Medtronic management expects the acquisition will provide about $850 million in cost savings per year by 2018. The strategic rationale behind the merger is to further strengthen Covidien's already strong international presence. The merger will further combine the research and development aspects of both companies to increase the effectiveness of new product development. Finally, the deal will move Medtronic's headquarters to Ireland to capitalize on favorable tax laws in the country.

Source: Medtronic-Covidien Press Release

Closing Thoughts

McDonald's may indirectly provide customers to Medtronic due to the company's less-than-healthy menu. This is not to say that McDonald's should be regulated or is evil in any way. Customers know that McDonald's is not focused on high quality healthy food, but on cheap food made fast, and the same way every time.

Medtronic and McDonald's complement each other not because they have similarities, but because they are so different. The biggest similarity the two businesses have is their long history of rewarding shareholders through dividend payments. McDonald's and Medtronic have both coincidentally paid increasing dividends for 37 consecutive years.

Dividend Aristocrat stocks have outperformed the market by 2.88 percentage points per year over the last 10 years. Carefully selecting which Dividend Aristocrats you invest in based on the strength of the company as well as correlation to other Dividend Aristocrats will very likely enhance your risk adjusted return going forward. Out of all 54 Dividend Aristocrats, McDonald's and Medtronic are the least correlated; together, they offer the greatest gains from diversification.

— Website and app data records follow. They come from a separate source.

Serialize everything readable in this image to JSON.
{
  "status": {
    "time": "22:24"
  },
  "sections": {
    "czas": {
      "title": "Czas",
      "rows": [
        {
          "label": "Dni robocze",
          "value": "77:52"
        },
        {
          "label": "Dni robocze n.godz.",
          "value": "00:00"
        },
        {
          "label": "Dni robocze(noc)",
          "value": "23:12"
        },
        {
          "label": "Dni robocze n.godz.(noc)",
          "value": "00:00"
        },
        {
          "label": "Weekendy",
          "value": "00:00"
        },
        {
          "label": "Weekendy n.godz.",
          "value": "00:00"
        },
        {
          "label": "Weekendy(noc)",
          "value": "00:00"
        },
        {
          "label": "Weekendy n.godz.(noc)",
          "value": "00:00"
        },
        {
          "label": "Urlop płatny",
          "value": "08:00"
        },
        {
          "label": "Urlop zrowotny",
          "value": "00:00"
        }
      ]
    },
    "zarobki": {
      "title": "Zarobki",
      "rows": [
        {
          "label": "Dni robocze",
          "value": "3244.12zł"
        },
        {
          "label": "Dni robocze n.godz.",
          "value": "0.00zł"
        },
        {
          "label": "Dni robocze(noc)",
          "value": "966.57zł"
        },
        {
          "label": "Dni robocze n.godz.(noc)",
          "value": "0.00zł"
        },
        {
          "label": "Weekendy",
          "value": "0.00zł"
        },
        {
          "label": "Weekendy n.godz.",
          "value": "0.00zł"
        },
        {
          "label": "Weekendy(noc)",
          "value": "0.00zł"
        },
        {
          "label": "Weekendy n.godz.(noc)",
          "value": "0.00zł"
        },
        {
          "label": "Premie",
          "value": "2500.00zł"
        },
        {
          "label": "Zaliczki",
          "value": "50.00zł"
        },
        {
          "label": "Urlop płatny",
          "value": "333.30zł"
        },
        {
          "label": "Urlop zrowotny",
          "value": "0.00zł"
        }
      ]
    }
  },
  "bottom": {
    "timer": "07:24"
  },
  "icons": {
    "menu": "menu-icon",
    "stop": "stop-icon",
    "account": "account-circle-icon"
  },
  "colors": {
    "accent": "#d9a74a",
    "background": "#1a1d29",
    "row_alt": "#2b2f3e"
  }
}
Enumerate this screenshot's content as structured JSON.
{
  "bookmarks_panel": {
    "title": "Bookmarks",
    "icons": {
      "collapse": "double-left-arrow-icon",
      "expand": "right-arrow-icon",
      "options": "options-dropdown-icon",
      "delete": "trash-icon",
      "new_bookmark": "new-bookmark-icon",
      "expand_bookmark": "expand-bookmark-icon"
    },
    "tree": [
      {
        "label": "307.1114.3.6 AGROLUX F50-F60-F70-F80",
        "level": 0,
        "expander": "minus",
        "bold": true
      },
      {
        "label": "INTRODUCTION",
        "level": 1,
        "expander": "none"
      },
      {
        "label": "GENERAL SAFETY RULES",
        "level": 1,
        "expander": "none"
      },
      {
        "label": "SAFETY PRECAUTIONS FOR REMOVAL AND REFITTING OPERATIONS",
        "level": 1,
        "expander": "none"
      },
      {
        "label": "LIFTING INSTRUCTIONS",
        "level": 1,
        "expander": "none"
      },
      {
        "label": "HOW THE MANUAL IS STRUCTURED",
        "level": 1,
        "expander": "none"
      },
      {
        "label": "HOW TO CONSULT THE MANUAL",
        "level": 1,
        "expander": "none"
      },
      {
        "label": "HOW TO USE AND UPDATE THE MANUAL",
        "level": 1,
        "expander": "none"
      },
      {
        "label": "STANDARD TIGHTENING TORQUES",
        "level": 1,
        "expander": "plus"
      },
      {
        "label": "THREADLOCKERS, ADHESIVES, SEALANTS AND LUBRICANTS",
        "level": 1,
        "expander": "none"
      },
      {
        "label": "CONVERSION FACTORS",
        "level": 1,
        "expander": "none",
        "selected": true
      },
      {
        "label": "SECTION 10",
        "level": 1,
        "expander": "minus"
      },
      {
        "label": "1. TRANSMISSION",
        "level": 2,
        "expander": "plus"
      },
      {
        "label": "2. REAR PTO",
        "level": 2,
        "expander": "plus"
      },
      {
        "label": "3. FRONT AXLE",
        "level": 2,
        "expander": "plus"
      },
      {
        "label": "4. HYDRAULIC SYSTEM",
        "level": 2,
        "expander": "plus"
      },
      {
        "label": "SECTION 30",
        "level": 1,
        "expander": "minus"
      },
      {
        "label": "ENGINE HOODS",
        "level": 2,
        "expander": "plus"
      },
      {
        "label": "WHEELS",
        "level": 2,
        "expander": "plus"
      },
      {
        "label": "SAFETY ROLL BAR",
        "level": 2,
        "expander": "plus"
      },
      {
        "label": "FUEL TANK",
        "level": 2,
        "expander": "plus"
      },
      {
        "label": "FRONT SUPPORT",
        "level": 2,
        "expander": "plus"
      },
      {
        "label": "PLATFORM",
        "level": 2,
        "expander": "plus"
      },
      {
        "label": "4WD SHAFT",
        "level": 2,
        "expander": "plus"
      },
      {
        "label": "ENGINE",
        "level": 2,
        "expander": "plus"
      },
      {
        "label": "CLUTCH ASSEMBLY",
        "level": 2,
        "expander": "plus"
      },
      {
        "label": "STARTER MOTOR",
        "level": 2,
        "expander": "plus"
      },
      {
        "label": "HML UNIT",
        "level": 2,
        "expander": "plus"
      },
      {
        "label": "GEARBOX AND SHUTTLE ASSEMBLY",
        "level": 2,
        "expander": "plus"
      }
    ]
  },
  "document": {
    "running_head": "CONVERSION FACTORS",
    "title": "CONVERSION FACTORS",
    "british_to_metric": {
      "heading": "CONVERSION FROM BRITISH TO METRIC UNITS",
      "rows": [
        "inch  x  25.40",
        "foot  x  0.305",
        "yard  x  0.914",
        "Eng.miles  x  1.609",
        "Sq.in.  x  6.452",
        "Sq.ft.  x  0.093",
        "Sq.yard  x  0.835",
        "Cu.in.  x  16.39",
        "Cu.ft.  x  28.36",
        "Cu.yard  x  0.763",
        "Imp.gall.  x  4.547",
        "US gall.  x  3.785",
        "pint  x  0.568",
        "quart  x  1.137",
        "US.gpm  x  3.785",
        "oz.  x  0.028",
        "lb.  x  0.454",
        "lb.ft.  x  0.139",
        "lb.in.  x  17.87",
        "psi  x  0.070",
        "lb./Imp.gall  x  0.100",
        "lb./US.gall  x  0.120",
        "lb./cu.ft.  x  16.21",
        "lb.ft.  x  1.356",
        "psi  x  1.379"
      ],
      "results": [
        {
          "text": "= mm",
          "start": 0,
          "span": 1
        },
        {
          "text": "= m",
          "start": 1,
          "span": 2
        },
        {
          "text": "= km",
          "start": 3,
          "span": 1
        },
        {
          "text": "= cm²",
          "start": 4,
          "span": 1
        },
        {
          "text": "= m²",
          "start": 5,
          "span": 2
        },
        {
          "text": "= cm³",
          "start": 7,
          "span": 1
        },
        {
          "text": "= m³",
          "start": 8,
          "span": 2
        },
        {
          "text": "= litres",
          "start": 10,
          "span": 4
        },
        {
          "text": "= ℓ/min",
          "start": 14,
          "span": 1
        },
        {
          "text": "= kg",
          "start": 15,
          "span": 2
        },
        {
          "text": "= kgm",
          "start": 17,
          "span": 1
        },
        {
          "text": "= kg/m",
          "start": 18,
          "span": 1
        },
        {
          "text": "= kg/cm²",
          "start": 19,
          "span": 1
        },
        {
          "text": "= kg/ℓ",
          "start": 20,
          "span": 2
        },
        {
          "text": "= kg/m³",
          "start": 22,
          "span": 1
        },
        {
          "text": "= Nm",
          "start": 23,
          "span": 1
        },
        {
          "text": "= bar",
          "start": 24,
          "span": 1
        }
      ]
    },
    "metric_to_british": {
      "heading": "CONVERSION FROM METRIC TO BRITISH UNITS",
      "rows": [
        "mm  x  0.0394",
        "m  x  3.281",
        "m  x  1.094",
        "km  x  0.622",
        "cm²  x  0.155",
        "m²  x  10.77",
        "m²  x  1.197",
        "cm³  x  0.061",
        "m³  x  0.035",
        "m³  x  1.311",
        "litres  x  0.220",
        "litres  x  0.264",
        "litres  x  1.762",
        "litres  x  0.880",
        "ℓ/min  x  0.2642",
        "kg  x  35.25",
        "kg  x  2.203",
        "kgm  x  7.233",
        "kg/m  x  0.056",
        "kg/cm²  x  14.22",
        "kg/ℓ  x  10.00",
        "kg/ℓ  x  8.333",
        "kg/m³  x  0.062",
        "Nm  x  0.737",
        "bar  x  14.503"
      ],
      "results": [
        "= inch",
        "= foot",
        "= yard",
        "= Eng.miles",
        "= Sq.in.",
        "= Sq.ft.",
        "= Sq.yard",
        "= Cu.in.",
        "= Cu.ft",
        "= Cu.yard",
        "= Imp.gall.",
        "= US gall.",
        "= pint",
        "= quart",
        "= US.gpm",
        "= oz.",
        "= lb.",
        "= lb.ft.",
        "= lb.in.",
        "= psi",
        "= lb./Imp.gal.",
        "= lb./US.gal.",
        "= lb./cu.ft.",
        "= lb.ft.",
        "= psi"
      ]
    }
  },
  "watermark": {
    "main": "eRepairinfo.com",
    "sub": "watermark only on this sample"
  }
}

Disclosure: The author is long MCD. The author wrote this article themselves, and it expresses their own opinions. The author is not receiving compensation for it. The author has no business relationship with any company whose stock is mentioned in this article.